This mechanism causes the storing of information on the end user computer. This storage is not strictly necessary in order to provide the service (remember, the app works without the mechanism if the user is online — offline support is just a nice-to-have). No information is ever accessed by the provider of the game, but this is not a requirement of the directive, storing of information is enough. Thus, consent is needed. And yet there are no privacy concerns (no personal identifiable information is ever retrieved).

The aim of article 5(3) was to regulate certain usages of cookies percieved to be illegitimate. But it was written to be technology neutral, as new techniques similar to HTTP cookies were sure to be created after the directive (The diabolical evercookie uses 12 additional mechanisms, including a brilliantly twisted way of storing information in the users browsers history of visited URLs). The problem is that such mechanisms are only similar, not identical. This make writing technology neutral legislation really difficult.

Thesis: Appendicies and backmatter

The rest of the thesis consists of two appendicies (firstly describing the system prototype in detail, including how to run it yourself, secondly describing the ”gold standard” tests we’ve evaluated the system against) and the bibliography.

That is all, for this time! If you’ve read all chapters so far, I’d really appreciate your comments and suggestions for improvement.
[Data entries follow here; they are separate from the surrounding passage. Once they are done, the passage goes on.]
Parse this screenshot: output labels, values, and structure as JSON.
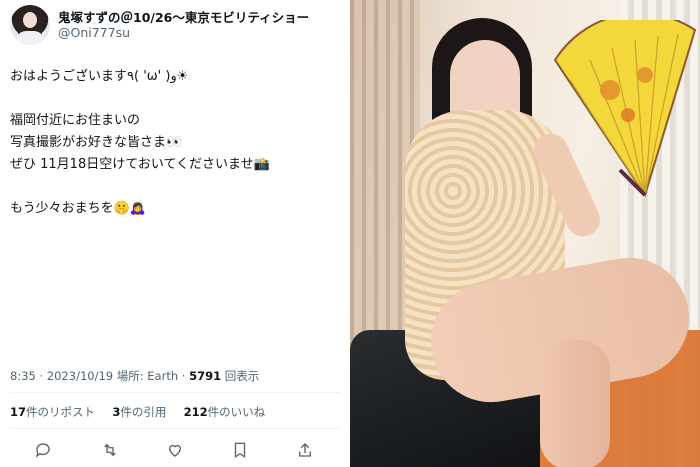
{
  "author": {
    "display_name": "鬼塚すずの＠10/26〜東京モビリティショー",
    "handle": "@Oni777su"
  },
  "tweet": {
    "lines": [
      "おはようございます٩( 'ω' )و☀",
      "",
      "福岡付近にお住まいの",
      "写真撮影がお好きな皆さま👀",
      "ぜひ 11月18日空けておいてくださいませ📸",
      "",
      "もう少々おまちを🤫🙇‍♀️"
    ]
  },
  "meta": {
    "time": "8:35",
    "date": "2023/10/19",
    "place": "場所: Earth",
    "views_count": "5791",
    "views_label": "回表示"
  },
  "stats": {
    "retweets_count": "17",
    "retweets_label": "件のリポスト",
    "quotes_count": "3",
    "quotes_label": "件の引用",
    "likes_count": "212",
    "likes_label": "件のいいね"
  },
  "icons": {
    "reply": "reply-icon",
    "retweet": "retweet-icon",
    "like": "heart-icon",
    "bookmark": "bookmark-icon",
    "share": "share-icon"
  },
  "colors": {
    "text": "#0f1419",
    "secondary": "#536471",
    "divider": "#eff3f4",
    "fan": "#f4d73a"
  }
}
Download appendicies and backmatter here.

Thesis chapter 3: Information retrieval

Relevance can be interpreted in many ways, from subjective to objective. Which interpretations are built into traditional information retrieval systems, and what properties does these manifestations of relevance have? The use of IR for legal information has a long history. How does legal information retrieval correspond to the legal method, and can we improve on this correspondance, by e.g. creating a relevance ranking function more in line with what is considered legally relevant?

Download chapter 3 here.
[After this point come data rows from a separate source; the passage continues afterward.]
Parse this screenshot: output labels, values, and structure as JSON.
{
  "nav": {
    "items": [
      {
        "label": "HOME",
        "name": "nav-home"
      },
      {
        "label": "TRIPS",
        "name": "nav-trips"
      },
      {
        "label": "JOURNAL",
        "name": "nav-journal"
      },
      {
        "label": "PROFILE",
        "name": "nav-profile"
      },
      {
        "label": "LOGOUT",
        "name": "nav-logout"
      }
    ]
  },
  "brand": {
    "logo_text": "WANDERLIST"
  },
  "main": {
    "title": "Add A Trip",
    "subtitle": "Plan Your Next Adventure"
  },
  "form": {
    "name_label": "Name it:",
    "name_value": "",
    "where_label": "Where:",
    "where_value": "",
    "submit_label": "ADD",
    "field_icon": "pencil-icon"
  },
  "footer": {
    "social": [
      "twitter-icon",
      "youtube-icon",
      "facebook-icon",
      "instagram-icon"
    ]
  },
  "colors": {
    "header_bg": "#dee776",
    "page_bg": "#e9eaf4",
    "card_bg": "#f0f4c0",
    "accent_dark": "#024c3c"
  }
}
Thesis chapter 2: The concept of relevance

In order to define a better relevance ranking method, we need to delve deep into what relevance really is, and what aspects of it we can measure in an information retrieval system. We also examine what relevance means in a legal context, and how it is connected to other concepts such as authority and what clues to relevance we can find in legal information.

Download chapter 2 here.

Programmering, juridik, punkrock och andra trivialiteter